Do I have any proof that I’ve done any of these things and that these supposed allegations are anything more than scaremongering to get clicks and views? No, of course not. But you don’t really want proof, do you?

Look, it’s pretty simple. Every year around Halloween time, I, an actual human being, of sound mind and body, go out and buy a bunch of candy. And then I buy a bunch of drugs. And then, after spending all that time and money on the drugs and the candy that I will never consume myself, I choose voluntarily, of my own free will, to spend hours and hours of my one wild and precious life carefully opening candy wrappers and injecting each and every fun-size Snickers with marijuana.

How does this work, you might ask? How does one “inject marijuana”? Would anyone in their right mind actually go through the trouble to do this? To which I say: Yes. Yes, it does make sense. Let’s move on.

What do I get out of this painstaking endeavor that costs a lot of time and money and that, again, produces literally nothing for me? Well, let me turn that back around and ask you. What do you get out of that Netflix true crime drama you’ve been binging? What do you get out of half-learning French every other year? What do you get out of Pickleball? Listen. It beats doomscrolling social media, doesn’t it? Call it self-care.

I’ll be honest. I’ve been doing this for years, and putting the drugs into the Halloween candy is not as exciting as it once was. But at this point, it’s tradition. And this is America. The Supreme Court has shown us that, if we can prove anyone in America ever did any single thing one way in history, we better keep doing that thing exactly that way forever.

If I stop putting drugs in the Halloween candy, where will the media get its next moral panic from?
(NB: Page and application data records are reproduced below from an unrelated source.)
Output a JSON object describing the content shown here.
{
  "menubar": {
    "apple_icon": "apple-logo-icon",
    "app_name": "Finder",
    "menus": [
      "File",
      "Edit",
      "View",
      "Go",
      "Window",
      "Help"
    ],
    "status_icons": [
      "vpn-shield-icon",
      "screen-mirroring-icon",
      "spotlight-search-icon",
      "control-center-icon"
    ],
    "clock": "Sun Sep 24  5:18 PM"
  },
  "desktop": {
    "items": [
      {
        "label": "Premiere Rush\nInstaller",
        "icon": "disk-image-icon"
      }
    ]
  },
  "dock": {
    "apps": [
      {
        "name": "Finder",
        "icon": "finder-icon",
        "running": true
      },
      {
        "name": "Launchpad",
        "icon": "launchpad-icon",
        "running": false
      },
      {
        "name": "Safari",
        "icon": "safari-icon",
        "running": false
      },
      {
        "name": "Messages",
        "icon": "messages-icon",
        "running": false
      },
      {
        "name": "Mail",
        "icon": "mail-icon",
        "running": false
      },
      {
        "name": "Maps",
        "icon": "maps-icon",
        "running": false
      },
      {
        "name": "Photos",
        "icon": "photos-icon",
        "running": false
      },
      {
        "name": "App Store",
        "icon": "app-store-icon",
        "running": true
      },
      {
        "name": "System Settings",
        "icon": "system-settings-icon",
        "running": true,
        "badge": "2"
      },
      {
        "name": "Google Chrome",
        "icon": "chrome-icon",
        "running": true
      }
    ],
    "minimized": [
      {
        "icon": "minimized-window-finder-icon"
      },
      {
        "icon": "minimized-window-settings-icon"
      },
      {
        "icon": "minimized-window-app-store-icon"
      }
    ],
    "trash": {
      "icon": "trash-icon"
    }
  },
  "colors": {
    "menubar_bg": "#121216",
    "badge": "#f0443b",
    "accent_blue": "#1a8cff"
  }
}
Our dysfunctional political system? The oncoming destruction of the entire planet due to climate collapse? Olivia Wilde’s salad dressing? Please.

For all the energy spent warning concerned parents about my actions—which, again, there is no proof of and which there will very likely never be any proof of—we could have dedicated much more newspaper space and radio and television time to warning people about actual things that matter. Like the fact that there’s still a pandemic going on, or that we are the only nation where children are taught to bring bulletproof backpacks to school. Or that ten-year-old rape victims in Texas now have to give birth to their rapists’ babies.

You see now? All of that was a bummer and not at all fun for the news. So please just let me do my important and not-at-all-made-up work. As an added bonus, I’m thinking about putting the COVID vaccine in Halloween candy too. The media would really eat that up, right?